Abstract. In 1643, Ren\'{e} Descartes discovered a formula relating curvatures of circles in Apollonian circle packings, constructed by Apollonius of Perga in 200 BC. This formula has recently led to a connection between the construction of Apollonius and orbits of a certain socalled \emph{thin} subgroup $\Gamma$ of $\textrm{GL}_4(\mathbb Z)$. This connection is key in recent results on the arithmetic of Apollonian packings, which I will describe in this talk. A crucial ingredient in the proofs is the spectral gap coming from families of expander graphs associated to $\Gamma$  this gap is far less understood in the case of thin groups than that of nonthin groups. Motivated by this problem, I will then discuss the ubiquity of thin groups and present results on thinness of monodromy groups of hypergeometric equations in the case where these groups act on hyperbolic space. 
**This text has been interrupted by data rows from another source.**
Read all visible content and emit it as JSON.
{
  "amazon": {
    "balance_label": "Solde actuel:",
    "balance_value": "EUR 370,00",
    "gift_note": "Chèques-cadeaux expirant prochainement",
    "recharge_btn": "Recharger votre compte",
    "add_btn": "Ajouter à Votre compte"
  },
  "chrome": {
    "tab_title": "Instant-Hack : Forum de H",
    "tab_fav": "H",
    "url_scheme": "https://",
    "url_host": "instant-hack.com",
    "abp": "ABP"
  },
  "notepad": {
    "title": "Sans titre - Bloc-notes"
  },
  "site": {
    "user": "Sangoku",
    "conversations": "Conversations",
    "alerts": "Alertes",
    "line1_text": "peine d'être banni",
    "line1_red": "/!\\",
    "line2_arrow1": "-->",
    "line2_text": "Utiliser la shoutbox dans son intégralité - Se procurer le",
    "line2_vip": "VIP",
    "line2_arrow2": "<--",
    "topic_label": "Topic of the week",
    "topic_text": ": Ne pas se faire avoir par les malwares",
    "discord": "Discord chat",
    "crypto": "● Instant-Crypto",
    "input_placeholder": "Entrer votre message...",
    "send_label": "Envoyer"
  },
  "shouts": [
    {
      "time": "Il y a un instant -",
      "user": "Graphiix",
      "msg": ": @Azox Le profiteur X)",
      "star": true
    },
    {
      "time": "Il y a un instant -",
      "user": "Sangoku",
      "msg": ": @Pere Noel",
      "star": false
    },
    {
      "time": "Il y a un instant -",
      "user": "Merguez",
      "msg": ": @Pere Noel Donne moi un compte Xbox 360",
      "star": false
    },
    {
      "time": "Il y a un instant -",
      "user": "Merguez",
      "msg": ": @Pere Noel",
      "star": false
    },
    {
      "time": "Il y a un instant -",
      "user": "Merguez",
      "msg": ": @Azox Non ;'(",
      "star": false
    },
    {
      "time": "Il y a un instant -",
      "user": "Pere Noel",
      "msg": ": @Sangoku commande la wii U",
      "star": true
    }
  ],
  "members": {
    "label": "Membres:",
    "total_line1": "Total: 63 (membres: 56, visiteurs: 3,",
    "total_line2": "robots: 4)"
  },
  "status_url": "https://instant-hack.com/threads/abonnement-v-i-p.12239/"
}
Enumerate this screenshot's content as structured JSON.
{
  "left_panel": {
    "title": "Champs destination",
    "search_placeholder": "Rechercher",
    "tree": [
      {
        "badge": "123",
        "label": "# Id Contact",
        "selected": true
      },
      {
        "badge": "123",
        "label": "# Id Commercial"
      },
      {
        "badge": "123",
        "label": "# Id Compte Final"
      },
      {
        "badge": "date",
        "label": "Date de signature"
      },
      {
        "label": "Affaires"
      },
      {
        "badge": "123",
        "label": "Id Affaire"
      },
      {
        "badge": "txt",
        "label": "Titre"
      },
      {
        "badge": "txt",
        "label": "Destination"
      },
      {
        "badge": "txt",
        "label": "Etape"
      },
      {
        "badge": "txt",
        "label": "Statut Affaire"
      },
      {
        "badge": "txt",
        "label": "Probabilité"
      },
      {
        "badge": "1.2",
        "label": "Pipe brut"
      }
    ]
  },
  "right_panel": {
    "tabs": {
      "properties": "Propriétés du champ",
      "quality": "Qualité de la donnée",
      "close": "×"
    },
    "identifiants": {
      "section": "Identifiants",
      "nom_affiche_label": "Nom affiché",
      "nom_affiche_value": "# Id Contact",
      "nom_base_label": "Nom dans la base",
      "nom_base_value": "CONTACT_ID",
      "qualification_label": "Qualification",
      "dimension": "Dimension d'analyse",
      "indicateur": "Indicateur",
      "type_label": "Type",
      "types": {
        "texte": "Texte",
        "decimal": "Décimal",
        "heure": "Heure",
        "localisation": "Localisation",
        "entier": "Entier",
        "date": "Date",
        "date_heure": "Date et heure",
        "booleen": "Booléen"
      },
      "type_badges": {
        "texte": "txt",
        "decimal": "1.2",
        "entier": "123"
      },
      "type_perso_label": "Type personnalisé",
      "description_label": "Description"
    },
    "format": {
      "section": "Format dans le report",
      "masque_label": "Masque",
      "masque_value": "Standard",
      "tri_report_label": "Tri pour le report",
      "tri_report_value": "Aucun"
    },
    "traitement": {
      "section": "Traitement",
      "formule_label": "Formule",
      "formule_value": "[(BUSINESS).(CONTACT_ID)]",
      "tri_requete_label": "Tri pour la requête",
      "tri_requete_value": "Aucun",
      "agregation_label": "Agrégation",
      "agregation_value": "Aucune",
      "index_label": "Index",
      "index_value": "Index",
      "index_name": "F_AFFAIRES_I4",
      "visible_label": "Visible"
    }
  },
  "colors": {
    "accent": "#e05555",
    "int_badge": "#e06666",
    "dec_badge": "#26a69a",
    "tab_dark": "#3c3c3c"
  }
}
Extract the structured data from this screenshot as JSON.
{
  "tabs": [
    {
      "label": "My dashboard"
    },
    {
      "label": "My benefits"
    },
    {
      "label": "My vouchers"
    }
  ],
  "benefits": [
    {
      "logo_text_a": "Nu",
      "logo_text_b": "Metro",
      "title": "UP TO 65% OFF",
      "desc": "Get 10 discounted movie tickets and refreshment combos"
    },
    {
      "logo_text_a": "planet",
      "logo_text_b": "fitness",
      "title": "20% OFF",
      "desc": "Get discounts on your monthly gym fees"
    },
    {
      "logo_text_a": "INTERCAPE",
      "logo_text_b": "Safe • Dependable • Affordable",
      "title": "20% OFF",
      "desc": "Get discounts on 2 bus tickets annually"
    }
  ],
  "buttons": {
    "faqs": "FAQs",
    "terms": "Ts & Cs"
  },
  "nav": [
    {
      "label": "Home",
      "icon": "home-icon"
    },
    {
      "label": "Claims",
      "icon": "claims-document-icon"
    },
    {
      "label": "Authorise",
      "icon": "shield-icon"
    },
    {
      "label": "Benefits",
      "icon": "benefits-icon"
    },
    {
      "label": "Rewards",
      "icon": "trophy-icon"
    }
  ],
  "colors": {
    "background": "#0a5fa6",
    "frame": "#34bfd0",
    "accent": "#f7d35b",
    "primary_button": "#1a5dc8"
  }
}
Alina Bucur and Kiran Kedlaya 
3:00  4:00
(special time) December 5 
James Demmel
(UC Berkeley) 
Title.
Communication Avoiding Algorithms for Linear Algebra and Beyond
Abstract. Algorithms have two costs: arithmetic and communication, i.e. moving data between levels of a memory hierarchy or processors over a network. Communication costs (measured in time or energy per operation) already greatly exceed arithmetic costs, and the gap is growing over time following technological trends. Thus our goal is to design algorithms that minimize communication. We present algorithms that attain provable lower bounds on communication, and show large speedups compared to their conventional counterparts. These algorithms are for direct and iterative linear algebra, for dense and sparse matrices, as well as direct nbody simulations. Several of these algorithms exhibit perfect strong scaling, in both time and energy: run time (resp. energy) for a fixed problem size drops proportionally to the number of processors p (resp. is independent of p). Finally, we describe extensions to algorithms involving arbitrary loop nests and array accesses, assuming only that array subscripts are affine functions of the loop indices. 
Jiawang Nie 
4:00  5:00
December 5 
Lu Wang
(Johns Hopkins Univ.) 
Title.
Rigidity of Selfshrinkers of Mean Curvature Flow
Abstract.
The study of mean curvature flow not only is fundamental in geometry, topology and analysis, but also has important applications in applied mathematics, for instance, image processing. One of the most important problems in mean curvature flow is to understand the possible singularities of the flow and selfshrinkers, i.e., selfshrinking solutions of the flow, provide the singularity models.

Ben Chow and Lei Ni